With e-cycling centers now operating in Sacramento, Omaha, Boston, Austin, and DC, Data Killers refurbishes computers for resale at PC Retro stores in the DC area.   You can purchase a refurbished computer for less than half the cost of the same model new, and you get a better guarantee. What’s not refurbished is disassembled into smaller parts that are shipped out across the US and the globe for further dismantling and recycling.  What absolutely can’t be recycled in DC is sent to Covanta, where it’s burned as waste for energy. A tour of Data Killler operations (no photos allowed per client confidentiality) portrayed an e-cycling “museum” that included a 4X4X4’ box filled with flip phones and Blackberries (remember them?) and consoles from the 1960s.  It’s all usable - and already purchased.    I spotted a slew of old computer bags.   Every PC Retro computer comes with a free bag. It all gets reused. 

But fortunately, this cowboy knows his own limits. 

As his business abounds, Zach realized he needed more efficient processing and organization.  A Washington Post story recently reported on Data Killers’ merger with the Irish Wisetek Solutions.  Wisetek has the processing system that Data Killers needs.  Staff have traveled to Ireland to learn their system, and there are now 11 Wisetek staff in DC training the 65 Data Killer staff.

All of this is music, indeed an orchestra, to a zero waster’s ears.  But what’s the great thing about Data Killers?  As we walked around, Zack greeted his team.  People were glad to see their boss.  He knew them.  There were embraces for staff who had recently returned from Ireland.  He introduced us to staff who had moved up within the company from sorting to processing. 

Data Killers is thriving.  So, why the success?  Zack knows his business, but he also knows his limitations and where and when he needs to bring in outside expertise.  He values and knows his staff.  And, he takes time out of his busy day to meet with representatives of a start-up company called (r)evolve that might be able to drive some additional business his way.

Oh, and, our next computer purchase? It’ll be a refurbished model.

   Left to right, Kevin Stafford, Ben Sopjani, and Zack Boorstein are just part of the Data Killers team in DC.

  Left to right, Kevin Stafford, Ben Sopjani, and Zack Boorstein are just part of the Data Killers team in DC.

Pizza Boxes are In and Plastic Bags are Out:  DC's Approach to Standardizing Recycling
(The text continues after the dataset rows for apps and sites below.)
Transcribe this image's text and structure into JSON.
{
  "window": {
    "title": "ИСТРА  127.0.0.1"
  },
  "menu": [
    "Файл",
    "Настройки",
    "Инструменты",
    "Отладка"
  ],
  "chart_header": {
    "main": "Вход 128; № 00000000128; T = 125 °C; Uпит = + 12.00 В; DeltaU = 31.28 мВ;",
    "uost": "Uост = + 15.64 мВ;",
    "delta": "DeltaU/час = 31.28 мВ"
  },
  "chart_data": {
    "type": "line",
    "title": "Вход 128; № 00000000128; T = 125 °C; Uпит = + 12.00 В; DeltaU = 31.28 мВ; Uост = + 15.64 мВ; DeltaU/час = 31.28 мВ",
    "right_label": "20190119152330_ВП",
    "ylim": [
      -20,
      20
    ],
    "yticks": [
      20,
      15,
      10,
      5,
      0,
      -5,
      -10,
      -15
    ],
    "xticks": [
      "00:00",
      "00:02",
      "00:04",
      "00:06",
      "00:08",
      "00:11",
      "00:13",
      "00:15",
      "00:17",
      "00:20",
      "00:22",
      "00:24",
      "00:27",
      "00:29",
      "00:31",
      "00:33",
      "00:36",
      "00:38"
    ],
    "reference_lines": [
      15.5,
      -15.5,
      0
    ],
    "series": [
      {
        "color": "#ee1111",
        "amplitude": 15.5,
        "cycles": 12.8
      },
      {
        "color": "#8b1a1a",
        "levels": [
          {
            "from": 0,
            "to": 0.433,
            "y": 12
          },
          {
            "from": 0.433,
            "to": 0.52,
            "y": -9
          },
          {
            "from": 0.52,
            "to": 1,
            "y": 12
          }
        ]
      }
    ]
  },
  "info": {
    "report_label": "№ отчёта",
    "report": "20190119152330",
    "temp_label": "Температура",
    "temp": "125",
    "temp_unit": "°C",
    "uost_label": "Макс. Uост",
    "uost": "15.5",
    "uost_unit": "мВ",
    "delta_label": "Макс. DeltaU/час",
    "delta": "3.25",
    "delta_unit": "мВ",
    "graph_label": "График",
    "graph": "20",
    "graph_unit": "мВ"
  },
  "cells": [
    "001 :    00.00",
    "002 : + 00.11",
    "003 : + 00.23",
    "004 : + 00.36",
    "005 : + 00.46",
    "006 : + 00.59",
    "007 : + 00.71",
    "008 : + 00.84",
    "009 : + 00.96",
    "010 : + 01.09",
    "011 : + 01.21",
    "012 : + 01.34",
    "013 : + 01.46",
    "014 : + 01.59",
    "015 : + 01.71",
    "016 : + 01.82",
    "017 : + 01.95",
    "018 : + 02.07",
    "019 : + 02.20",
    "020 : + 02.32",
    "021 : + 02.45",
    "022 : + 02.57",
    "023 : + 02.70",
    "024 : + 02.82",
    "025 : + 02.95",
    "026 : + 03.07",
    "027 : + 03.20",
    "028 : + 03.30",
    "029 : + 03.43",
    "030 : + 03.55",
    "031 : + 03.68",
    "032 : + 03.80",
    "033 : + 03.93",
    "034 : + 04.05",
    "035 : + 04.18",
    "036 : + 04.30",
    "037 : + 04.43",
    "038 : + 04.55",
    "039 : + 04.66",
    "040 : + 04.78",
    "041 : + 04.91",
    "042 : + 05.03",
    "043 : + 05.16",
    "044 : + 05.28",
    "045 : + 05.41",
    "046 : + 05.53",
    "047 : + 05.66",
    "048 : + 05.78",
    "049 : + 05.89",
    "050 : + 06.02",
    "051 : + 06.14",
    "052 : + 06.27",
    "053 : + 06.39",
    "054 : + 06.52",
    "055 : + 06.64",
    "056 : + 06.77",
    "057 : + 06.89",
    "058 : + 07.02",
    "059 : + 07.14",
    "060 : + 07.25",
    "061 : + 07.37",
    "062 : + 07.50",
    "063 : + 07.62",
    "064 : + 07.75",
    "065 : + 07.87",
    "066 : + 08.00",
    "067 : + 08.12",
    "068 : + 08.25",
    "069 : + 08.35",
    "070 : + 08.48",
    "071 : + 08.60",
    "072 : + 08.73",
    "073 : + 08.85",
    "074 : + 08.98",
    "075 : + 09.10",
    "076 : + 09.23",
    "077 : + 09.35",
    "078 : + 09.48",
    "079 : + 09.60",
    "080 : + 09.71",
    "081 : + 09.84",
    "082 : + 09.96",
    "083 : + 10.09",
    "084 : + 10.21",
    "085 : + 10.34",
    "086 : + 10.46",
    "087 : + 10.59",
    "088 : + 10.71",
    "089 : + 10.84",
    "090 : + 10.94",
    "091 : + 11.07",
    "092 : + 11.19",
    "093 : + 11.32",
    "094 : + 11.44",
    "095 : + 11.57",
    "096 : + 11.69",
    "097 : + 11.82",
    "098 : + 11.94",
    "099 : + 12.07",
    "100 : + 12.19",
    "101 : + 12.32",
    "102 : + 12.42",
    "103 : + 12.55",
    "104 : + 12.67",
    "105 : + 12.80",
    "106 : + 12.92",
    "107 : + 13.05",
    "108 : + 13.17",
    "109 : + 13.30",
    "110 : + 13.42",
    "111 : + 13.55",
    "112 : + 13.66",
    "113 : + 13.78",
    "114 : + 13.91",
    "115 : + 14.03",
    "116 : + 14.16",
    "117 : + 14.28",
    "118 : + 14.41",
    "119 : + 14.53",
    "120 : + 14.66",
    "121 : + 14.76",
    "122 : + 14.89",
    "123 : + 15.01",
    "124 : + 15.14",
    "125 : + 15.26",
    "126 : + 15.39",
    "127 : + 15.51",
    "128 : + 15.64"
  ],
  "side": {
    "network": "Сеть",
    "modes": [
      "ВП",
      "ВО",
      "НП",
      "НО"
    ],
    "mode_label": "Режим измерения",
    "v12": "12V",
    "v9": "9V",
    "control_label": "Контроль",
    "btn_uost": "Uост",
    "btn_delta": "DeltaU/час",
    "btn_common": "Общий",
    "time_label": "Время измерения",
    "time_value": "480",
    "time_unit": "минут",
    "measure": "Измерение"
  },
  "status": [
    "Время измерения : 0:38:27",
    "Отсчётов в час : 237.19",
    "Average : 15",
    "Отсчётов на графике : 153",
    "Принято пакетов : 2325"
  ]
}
Washington, DC faced a challenge that many other municipalities face:  what was accepted in recycling sometimes differed depending on whether it was recycled from a single family home, from an apartment or condo complex, an office building, or even a DC government building.  What was recyclable varied according to where you were recycling from – and the hauler that picked up that recycling.  This chaotic reality created confusion and contributed to the District’s low (21 percent) residential diversion rate, a far cry from its 2032 diversion goal of 80 percent.

To address this issue, DC took an interesting step – harmonizing – and mandating uniformity of recyclables across residential, multifamily, businesses (including restaurants) and DC government buildings.  To compile the list of recyclable products, DC government visited eight material recovery facilities (MRFs) within a 45-mile radius of Washington, DC to determine what these facilities recycled – and what they didn’t.  Through this study, the District developed a list of over 200 items that businesses, government, and residents are able to recycle as of January 1, 2018.  The list of items will be reviewed every two years.

The biggest change resulting from the legislation – at least for now - involves pizza boxes and plastic bags.  Pizza boxes can and should be recycled (remaining food removed) but plastic bags are not acceptable.  DC’s study of MRFs found that plastic bags are considered a menace that clog recycling equipment and result in work delays and shutdowns.  Recyclables should be placed loosely into bins or in paper bags.  Meanwhile, any plastic bags should be recycled at specified drop-offs at local supermarkets.  So go ahead and recycle that extra large pizza box—but hold the plastic bag.